EXERCISE DIRECTIONS: Copy each line from the records below in which the word "Left" is found.

DATA:
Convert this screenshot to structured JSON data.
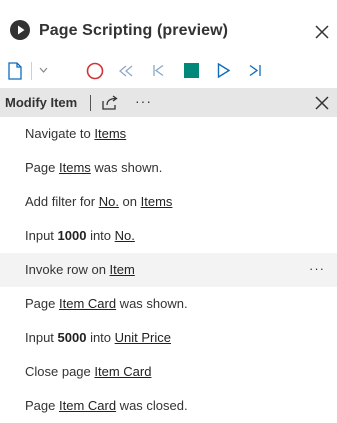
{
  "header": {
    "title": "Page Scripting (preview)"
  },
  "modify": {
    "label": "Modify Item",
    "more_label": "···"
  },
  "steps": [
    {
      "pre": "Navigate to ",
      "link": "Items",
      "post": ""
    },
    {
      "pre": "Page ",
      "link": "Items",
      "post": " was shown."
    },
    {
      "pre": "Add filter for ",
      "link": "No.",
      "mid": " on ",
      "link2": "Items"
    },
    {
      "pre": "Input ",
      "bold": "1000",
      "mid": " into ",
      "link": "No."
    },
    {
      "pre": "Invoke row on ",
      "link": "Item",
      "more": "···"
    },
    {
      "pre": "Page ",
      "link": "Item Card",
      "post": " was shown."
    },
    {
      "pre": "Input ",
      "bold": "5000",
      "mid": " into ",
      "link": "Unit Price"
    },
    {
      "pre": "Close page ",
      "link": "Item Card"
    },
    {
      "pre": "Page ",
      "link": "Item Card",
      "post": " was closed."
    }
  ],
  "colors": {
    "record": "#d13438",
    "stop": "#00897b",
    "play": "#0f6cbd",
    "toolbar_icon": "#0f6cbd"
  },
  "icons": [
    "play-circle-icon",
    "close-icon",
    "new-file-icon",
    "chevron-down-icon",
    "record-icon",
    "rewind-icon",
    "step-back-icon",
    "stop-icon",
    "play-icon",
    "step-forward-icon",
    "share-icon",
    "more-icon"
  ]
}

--

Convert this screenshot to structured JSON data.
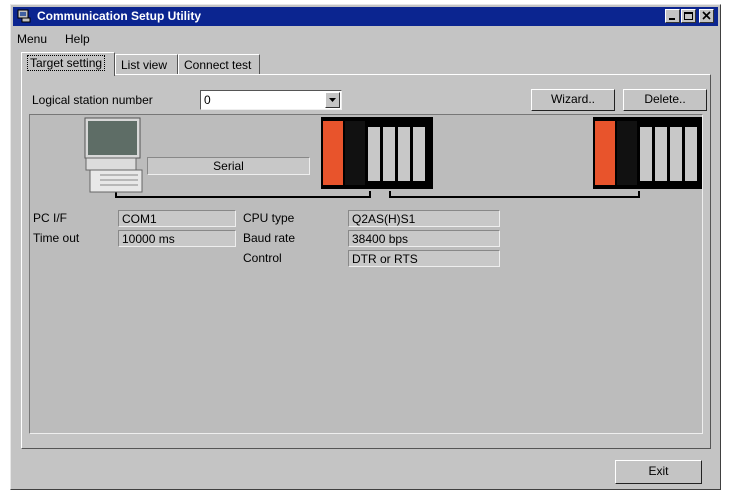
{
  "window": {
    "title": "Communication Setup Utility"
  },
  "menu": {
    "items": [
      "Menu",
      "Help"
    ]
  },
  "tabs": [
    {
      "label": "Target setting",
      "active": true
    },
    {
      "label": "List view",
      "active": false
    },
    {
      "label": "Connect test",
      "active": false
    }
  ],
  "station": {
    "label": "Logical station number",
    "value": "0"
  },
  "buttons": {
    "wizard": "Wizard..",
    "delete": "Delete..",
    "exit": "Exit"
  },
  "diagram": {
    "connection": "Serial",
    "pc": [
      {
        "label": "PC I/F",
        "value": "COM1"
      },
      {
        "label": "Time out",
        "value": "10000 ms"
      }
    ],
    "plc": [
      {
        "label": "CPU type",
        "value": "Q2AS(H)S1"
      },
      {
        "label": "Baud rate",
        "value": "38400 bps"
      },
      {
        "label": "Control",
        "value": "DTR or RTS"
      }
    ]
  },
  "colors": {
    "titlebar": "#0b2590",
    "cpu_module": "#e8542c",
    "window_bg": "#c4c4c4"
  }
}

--

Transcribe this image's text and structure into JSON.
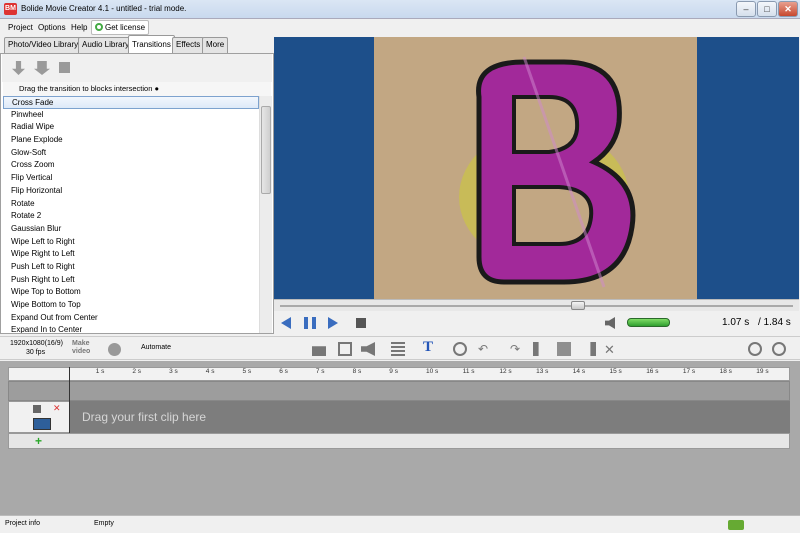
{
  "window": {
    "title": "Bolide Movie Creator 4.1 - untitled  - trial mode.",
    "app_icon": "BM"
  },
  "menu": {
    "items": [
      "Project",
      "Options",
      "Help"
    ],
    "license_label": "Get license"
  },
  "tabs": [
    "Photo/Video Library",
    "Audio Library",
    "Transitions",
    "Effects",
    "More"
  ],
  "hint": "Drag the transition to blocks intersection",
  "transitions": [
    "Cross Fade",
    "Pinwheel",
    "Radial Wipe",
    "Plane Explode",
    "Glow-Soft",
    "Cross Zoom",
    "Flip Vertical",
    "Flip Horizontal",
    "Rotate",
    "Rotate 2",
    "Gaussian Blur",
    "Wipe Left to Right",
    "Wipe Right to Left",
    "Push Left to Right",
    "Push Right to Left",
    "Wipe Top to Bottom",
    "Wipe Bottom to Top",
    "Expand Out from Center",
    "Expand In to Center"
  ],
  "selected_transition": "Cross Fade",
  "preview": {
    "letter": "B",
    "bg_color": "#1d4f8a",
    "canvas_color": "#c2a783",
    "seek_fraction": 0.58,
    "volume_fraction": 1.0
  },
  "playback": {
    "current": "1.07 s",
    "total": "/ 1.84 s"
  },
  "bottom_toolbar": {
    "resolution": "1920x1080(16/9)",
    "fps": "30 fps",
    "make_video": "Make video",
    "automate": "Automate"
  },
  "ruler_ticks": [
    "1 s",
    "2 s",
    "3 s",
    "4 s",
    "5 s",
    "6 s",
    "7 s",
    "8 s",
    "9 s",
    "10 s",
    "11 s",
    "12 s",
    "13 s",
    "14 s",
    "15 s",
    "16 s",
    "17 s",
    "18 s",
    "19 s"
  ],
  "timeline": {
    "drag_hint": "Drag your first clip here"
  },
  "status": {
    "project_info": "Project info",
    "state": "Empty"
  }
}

THE ANSWER:
    "Wipe Left to Right",
    "Wipe Right to Left",
    "Push Left to Right",
    "Push Right to Left",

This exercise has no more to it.